Links: Murray Stein’s Website | Murray Stein’s recorded lectures at the C. G. Jung Institute of Chicago | Journal of Analytical Psychology YouTube channel | Subscribe to the JAP

Blog Posts Interviews Stein, Murray Video Wiener, Jan

In this episode, Jungian Analysts Judith Cooper and Daniel Ross discuss Alfred Hitchcock’s 1954 film Rear Window (Wikipedia). They touch on:

  • Creative vision
  • Post WWII social change
  • Anima/Animus
  • Puer & Senex
  • Projection
  • Fear of intimacy & marriage
  • Voyeurism

  • Masculine and feminine
  • Coniunctio
  • Patriarchal gaze
  • The Tale of Blue Beard (Wikipedia)
  • The Shadow
  • The Trickster

Judith Cooper, PsyD is a clinical psychologist and diplomate Jungian Analyst in private practice in Chicago. She is a graduate and member of the C. G. Jung Institute of Chicago. She was adjunct faculty at the Illinois School of Professional Psychology (1999-2000), teaching projective testing. She was clinical supervisor (1991-2002) and director of training (1998-2002) of an APA-accredited psychology internship program at a community mental health center in northwest Indiana. She has taught in the Analyst Training Program and lectured on the anima/animus, and the clinical use of film.

Daniel Ross, RN, PMHNP, MSN, MBA has been a nurse for 40 years and in hospice for over 30.  As a Psychiatric Mental Health Nurse Practitioner and Jungian Analyst, he brings a medical, psychiatric, and analytical perspective to the field of end-of-life care.  He first completed the two-year Clinical Training Program (now the JPP/JSP) at the C. G. Jung Institute of Chicago then went on to complete the Analyst Training Program.  He is in private practice in the northwest suburbs working with adults seeking psychotherapy and continues to see hospice and palliative care patients at the end of life.  He is Co-Director of the Jungian Psychotherapy Program and Jungian Studies Program at the C. G. Jung Institute of Chicago.

Thank you to everyone who has shared a little about themselves. If you’d like us to know who you are, click this link, and I’ll read your submission on the podcast!

You can support this free podcast by making a donation, becoming a member of the Institute, or making a purchase in our online store.

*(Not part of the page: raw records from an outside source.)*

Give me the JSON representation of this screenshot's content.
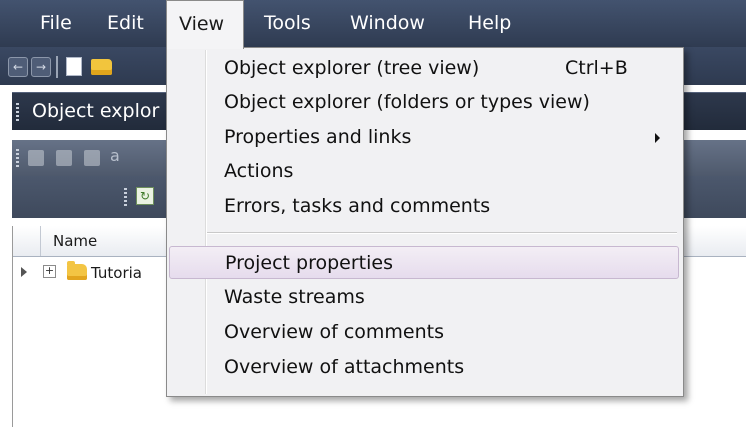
{
  "menubar": {
    "items": [
      {
        "label": "File"
      },
      {
        "label": "Edit"
      },
      {
        "label": "View"
      },
      {
        "label": "Tools"
      },
      {
        "label": "Window"
      },
      {
        "label": "Help"
      }
    ]
  },
  "panel": {
    "title": "Object explor",
    "toolbar_text": "a"
  },
  "grid": {
    "column_name": "Name",
    "rows": [
      {
        "label": "Tutoria"
      }
    ]
  },
  "view_menu": {
    "items": [
      {
        "label": "Object explorer (tree view)",
        "shortcut": "Ctrl+B"
      },
      {
        "label": "Object explorer (folders or types view)"
      },
      {
        "label": "Properties and links"
      },
      {
        "label": "Actions"
      },
      {
        "label": "Errors, tasks and comments"
      },
      {
        "label": "Project properties"
      },
      {
        "label": "Waste streams"
      },
      {
        "label": "Overview of comments"
      },
      {
        "label": "Overview of attachments"
      }
    ]
  },
  "colors": {
    "chrome_dark": "#2f3b51",
    "menu_background": "#f1f1f3",
    "menu_highlight": "#e6dced"
  }
}
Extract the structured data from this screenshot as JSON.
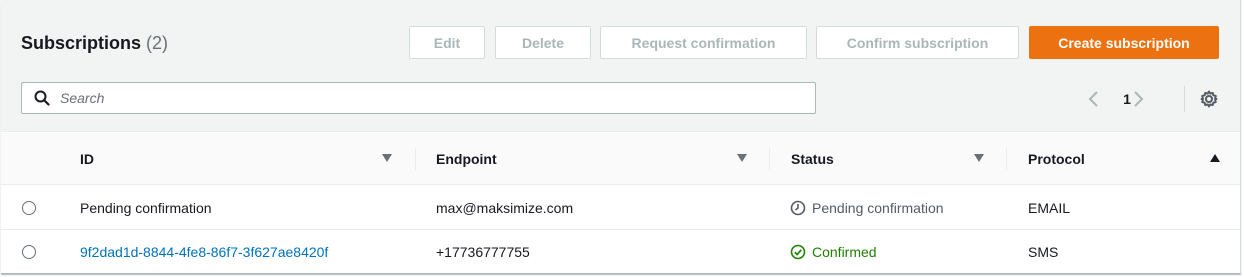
{
  "header": {
    "title": "Subscriptions",
    "count": "(2)"
  },
  "toolbar": {
    "edit_label": "Edit",
    "delete_label": "Delete",
    "request_confirmation_label": "Request confirmation",
    "confirm_subscription_label": "Confirm subscription",
    "create_subscription_label": "Create subscription"
  },
  "search": {
    "placeholder": "Search"
  },
  "pagination": {
    "current_page": "1"
  },
  "table": {
    "columns": [
      "ID",
      "Endpoint",
      "Status",
      "Protocol"
    ],
    "rows": [
      {
        "id": "Pending confirmation",
        "endpoint": "max@maksimize.com",
        "status": "Pending confirmation",
        "protocol": "EMAIL"
      },
      {
        "id": "9f2dad1d-8844-4fe8-86f7-3f627ae8420f",
        "endpoint": "+17736777755",
        "status": "Confirmed",
        "protocol": "SMS"
      }
    ]
  },
  "colors": {
    "primary": "#ec7211",
    "link": "#0073bb",
    "success": "#1d8102",
    "muted": "#687078"
  }
}
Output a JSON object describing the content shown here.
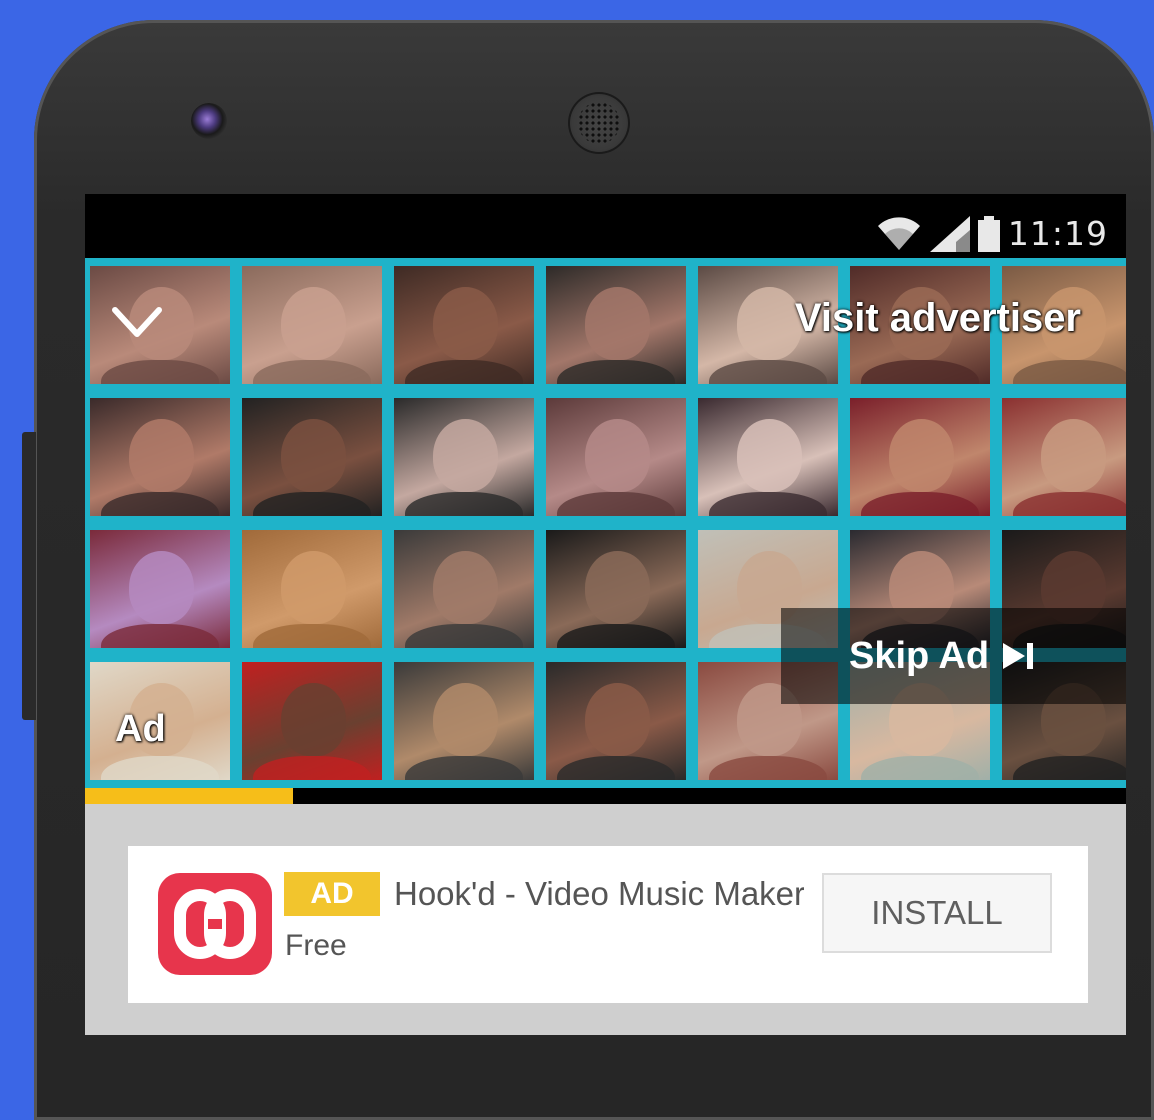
{
  "status_bar": {
    "time": "11:19",
    "icons": [
      "wifi-icon",
      "signal-icon",
      "battery-icon"
    ]
  },
  "video_ad": {
    "visit_advertiser_label": "Visit advertiser",
    "skip_ad_label": "Skip Ad",
    "ad_label": "Ad",
    "progress": 0.2,
    "colors": {
      "grid_lines": "#1fb3c9",
      "progress": "#f6be19",
      "track": "#000000"
    },
    "icons": [
      "chevron-down-icon",
      "skip-next-icon"
    ]
  },
  "ad_card": {
    "badge": "AD",
    "app_name": "Hook'd - Video Music Maker",
    "price": "Free",
    "install_label": "INSTALL",
    "colors": {
      "badge": "#f2c52d",
      "app_icon": "#e7354c"
    },
    "app_icon": "chain-link-icon"
  }
}
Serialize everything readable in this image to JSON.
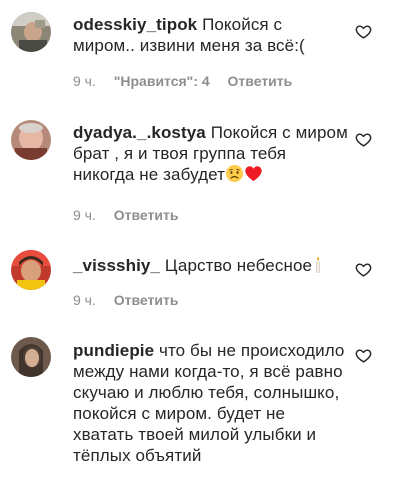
{
  "comments": [
    {
      "username": "odesskiy_tipok",
      "text": "Покойся с миром.. извини меня за всё:(",
      "time": "9 ч.",
      "likes": "\"Нравится\": 4",
      "reply": "Ответить"
    },
    {
      "username": "dyadya._.kostya",
      "text": "Покойся с миром брат , я и твоя группа тебя никогда не забудет",
      "time": "9 ч.",
      "reply": "Ответить"
    },
    {
      "username": "_vissshiy_",
      "text": "Царство небесное",
      "time": "9 ч.",
      "reply": "Ответить"
    },
    {
      "username": "pundiepie",
      "text": "что бы не происходило между нами когда-то, я всё равно скучаю и люблю тебя, солнышко, покойся с миром. будет не хватать твоей милой улыбки и тёплых объятий"
    }
  ],
  "colors": {
    "text": "#262626",
    "secondary": "#8e8e8e",
    "heart_outline": "#262626",
    "emoji_heart": "#ed1c24"
  },
  "icons": {
    "like": "heart-outline-icon",
    "sad_face": "disappointed-face-emoji",
    "red_heart": "red-heart-emoji",
    "candle": "candle-emoji"
  }
}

Your support enables us to provide free and low-cost educational resources to all.

Links
Judith Cooper’s page on the C. G. Jung Institute of Chicago Website
Daniel Ross’s page on the C. G. Jung Institute of Chicago Website


This podcast is licensed under a Creative Commons Attribution-NonCommercial-NoDerivatives 4.0 International License. You may share it, but please do not change it, sell it, or transcribe it.
Executive Producer: Ben Law
Host: Patricia Martin
Contributors: Judith Cooper & Daniel Ross
Music: Michael Chapman


Thank you to our 2020 donors who gave at the Contributing Member level and above: Barbara Annan, Usha and Ashok Bedi, Jackie Cabe Bryan, Eric Cooper and Judith Cooper, Kevin Davis, George J. Didier, Mary Dougherty, James Fidelibus, John Korolewski, Marty Manning, Dyane Sherwood, Deborah P. Stutsman, Debra Tobin, Alexander Wayne and Lynne Copp, Gerald Weiner, Karen West and James Taylor, and Ellen Young. If you would like to support this podcast, click here to join our community of supporters.

Alchemy Anima/Animus Archetypes Cooper, Judith Family and Intimate Relationships Film Gender & Sexuality Healing Cinema Jungianthology Podcast Myth/Fairytale Ross, Dan Shadow Society & Culture